It’s too bad that an inexpensive, creative and community-building way to combat speeding traffic in our inner city neighbourhoods risks being tangled in red tape.
Kitchener staff and councillors have recently been examining a scheme proposed by residents on Ahrens and Wilhelm streets to create a unique traffic-calming project to slow traffic in their Mount Hope-Breithaupt Park communities.
The project, approved at council this week, involves residents painting public art on the roadway in hopes the display will make drivers slow down to appreciate their work. The proposal came at a time when the city is overwhelmed with traffic-calming requests from dozens of streets and communities but can afford only to tackle a few projects a year.
Faced with the fact their intersection would not qualify for calming procedures for many years, residents came up with their road-painting proposal, one that has been tried in cities including Halifax and Calgary.
Now, other neighbourhoods including the Mount Hope community in my Ward 9, have expressed interest in the concept which, in the case of Mount-Hope-Breithaupt, was approved by councillors as a one-year pilot project. Which, in turn, means Kitchener is unlikely to see any other similar projects until late 2015.
The approval comes hand in hand with the predictable gridlock of legal, insurance and other problems associated with a proposal that, among other things, has to be approved by 80 per cent of nearby residents.
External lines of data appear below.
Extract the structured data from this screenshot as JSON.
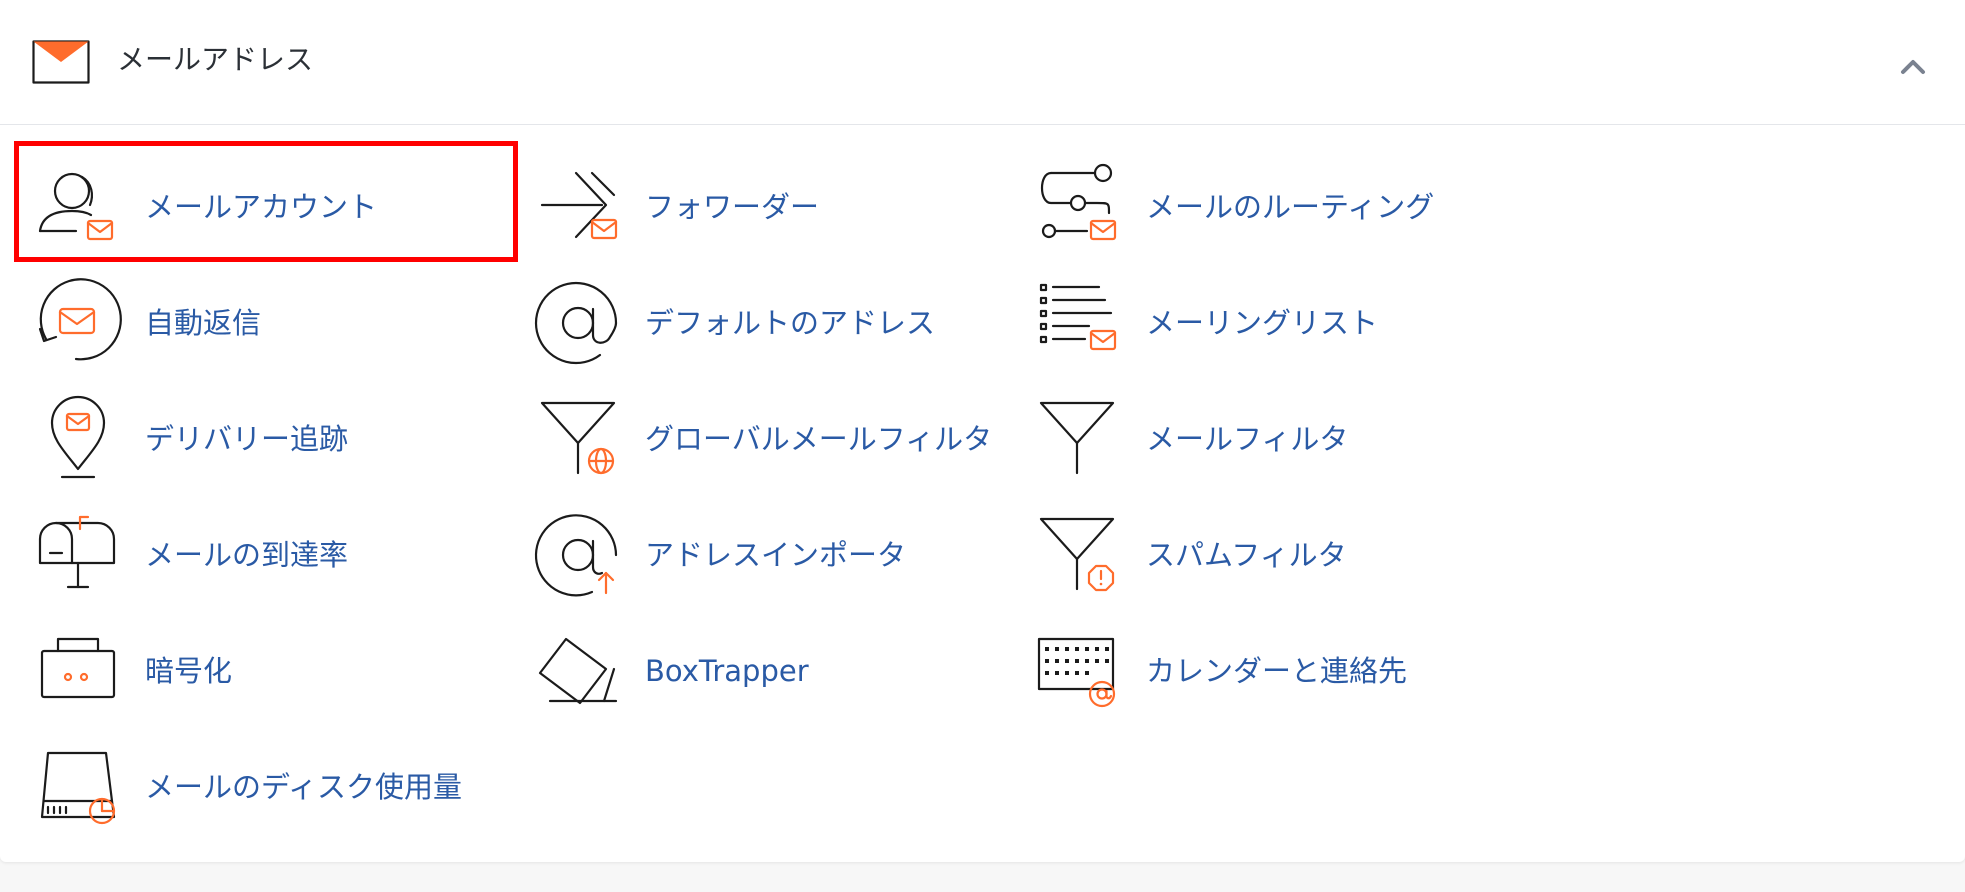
{
  "section": {
    "title": "メールアドレス",
    "icon": "envelope-icon",
    "collapse_icon": "chevron-up-icon"
  },
  "accent_color": "#ff6c2c",
  "link_color": "#2a5aa5",
  "highlight_color": "#ff0000",
  "items": [
    {
      "label": "メールアカウント",
      "icon": "mail-account-icon"
    },
    {
      "label": "フォワーダー",
      "icon": "forwarder-icon"
    },
    {
      "label": "メールのルーティング",
      "icon": "email-routing-icon"
    },
    {
      "label": "自動返信",
      "icon": "autoresponder-icon"
    },
    {
      "label": "デフォルトのアドレス",
      "icon": "at-sign-icon"
    },
    {
      "label": "メーリングリスト",
      "icon": "mailing-list-icon"
    },
    {
      "label": "デリバリー追跡",
      "icon": "delivery-pin-icon"
    },
    {
      "label": "グローバルメールフィルタ",
      "icon": "global-filter-icon"
    },
    {
      "label": "メールフィルタ",
      "icon": "filter-funnel-icon"
    },
    {
      "label": "メールの到達率",
      "icon": "mailbox-icon"
    },
    {
      "label": "アドレスインポータ",
      "icon": "address-import-icon"
    },
    {
      "label": "スパムフィルタ",
      "icon": "spam-filter-icon"
    },
    {
      "label": "暗号化",
      "icon": "encryption-icon"
    },
    {
      "label": "BoxTrapper",
      "icon": "boxtrapper-icon"
    },
    {
      "label": "カレンダーと連絡先",
      "icon": "calendar-contacts-icon"
    },
    {
      "label": "メールのディスク使用量",
      "icon": "disk-usage-icon"
    }
  ]
}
It will also require an artist facilitator, the collection of traffic data and final approval by transportation, public art and legal officials.
I hope to expand the pilot road-painting pilot and trim some of that red tape so we can encourage other communities to try the concept.